Trump Judge Neil Gorsuch Defends Undocumented Immigrants, Sides With Liberal Supreme Court Justices in Immigration Case

Supreme Court Justice Neil Gorsuch sided with liberal judges on a Tuesday decision about immigrants facing deportation. President Donald Trump’s Supreme Court appointee may not have ruled the way the president had hoped. Chip Somodevilla/Getty Images

Tuesday's Supreme Court ruling on an immigration law may not have gone the way President Donald Trump had hoped—and he has his own handpicked appointee to blame.

Justice Neil Gorsuch sided with his left-leaning colleagues to deliver a 5-4 opinion on federal legislation that would have left immigrants convicted of crimes considered "violent" subject to deportation. The Supreme Court had weighed in on the immigration law during the 2016 term—after the death of Justice Antonin Scalia—but hadn't been able to break its 4-4 tie to deliver a decisive ruling.

Gorsuch effectively broke the deadlock.

When the law was being argued in court in October, Gorsuch worried that people were being incarcerated and deported for "violent" crimes despite the fact that Congress couldn't seem to even agree on what made a crime violent. Under the federal criminal code, a "crime of violence" refers to direct force or the "substantial risk" that it would be used.

Gorsuch maintained that the law deprived people of "life, liberty of property" and violated the vagueness doctrine, which requires laws to be clear and explicit, lest they be enforced arbitrarily. "Shouldn't [we] expect Congress to be able to specify those who are captured by its laws?" Gorsuch asked at the time.

The 5-4 majority opinion reflected Gorsuch's concerns, stating that the law is unconstitutionally vague in a victory for the case's lead plaintiff, James Garcia Dimaya—a Filipino man who faced removal under the Obama administration for two burglary convictions—as well as immigrant rights activists more broadly.

Supreme Court Justice Neil Gorsuch (right) was President Donald Trump’s first appointee to the bench—but he may not rule the way Trump wants. Eric Thayer/Getty Images

The justice's vote is likely a disappointing one for Trump, who made it clear from the day he descended an escalator to announce his candidacy, that he would paint immigrants as criminals ripe for deportation.

"When Mexico sends its people, they're not sending their best," Trump said when he announced his presidential bid. "They're sending people that have lots of problems, and they're bringing those problems with us. They're bringing drugs. They're bringing crime. They're rapists. And some, I assume, are good people."

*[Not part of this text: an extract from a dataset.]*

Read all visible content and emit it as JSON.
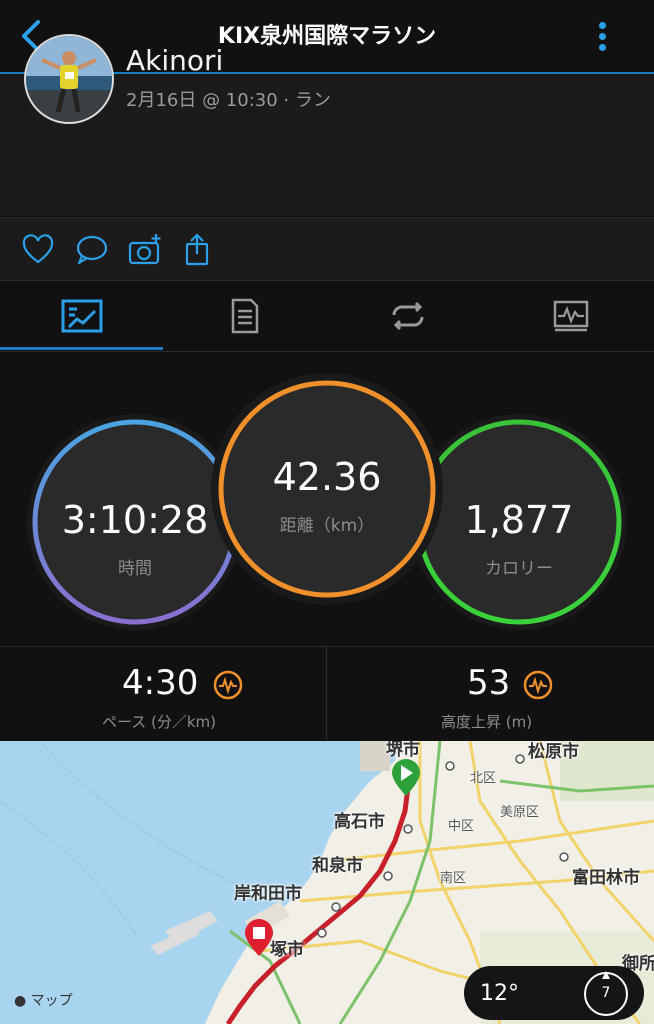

Since being elected, Trump has promised to deport between 2 and 3 million undocumented immigrants, allegedly focusing on those with criminal records.

But Gorsuch has emphasized before the need for "judicial independence," free from the president's influence or anyone else's.

"If judges were just secret legislators, declaring not what the law is but what they would like it to be, the very idea of a government by the people and for the people would be at risk," Gorsuch said in March 2017, when he was still just a nominee.

During his confirmation hearing, Gorsuch doubled down on this point, telling the Senate Judiciary Committee that he "offered no promises on how I'd rule in any case to anyone."

The president may have more disappointments ahead. Trump has said he intends to appoint pro-life justices who would overturn Roe v. Wade. Gorsuch has hinted at an anti-choice stance before—with votes against Planned Parenthood and in favor of Hobby Lobby, the Christian-owned company that won the right to deny employees birth control coverage—but it's still no guarantee that the justice would vote to overturn the landmark abortion rights decision, if given the chance.

"I would have walked out the door," Gorsuch said during his confirmation hearing, when asked if Trump had asked him to reverse Roe v. Wade. "That's not what judges do."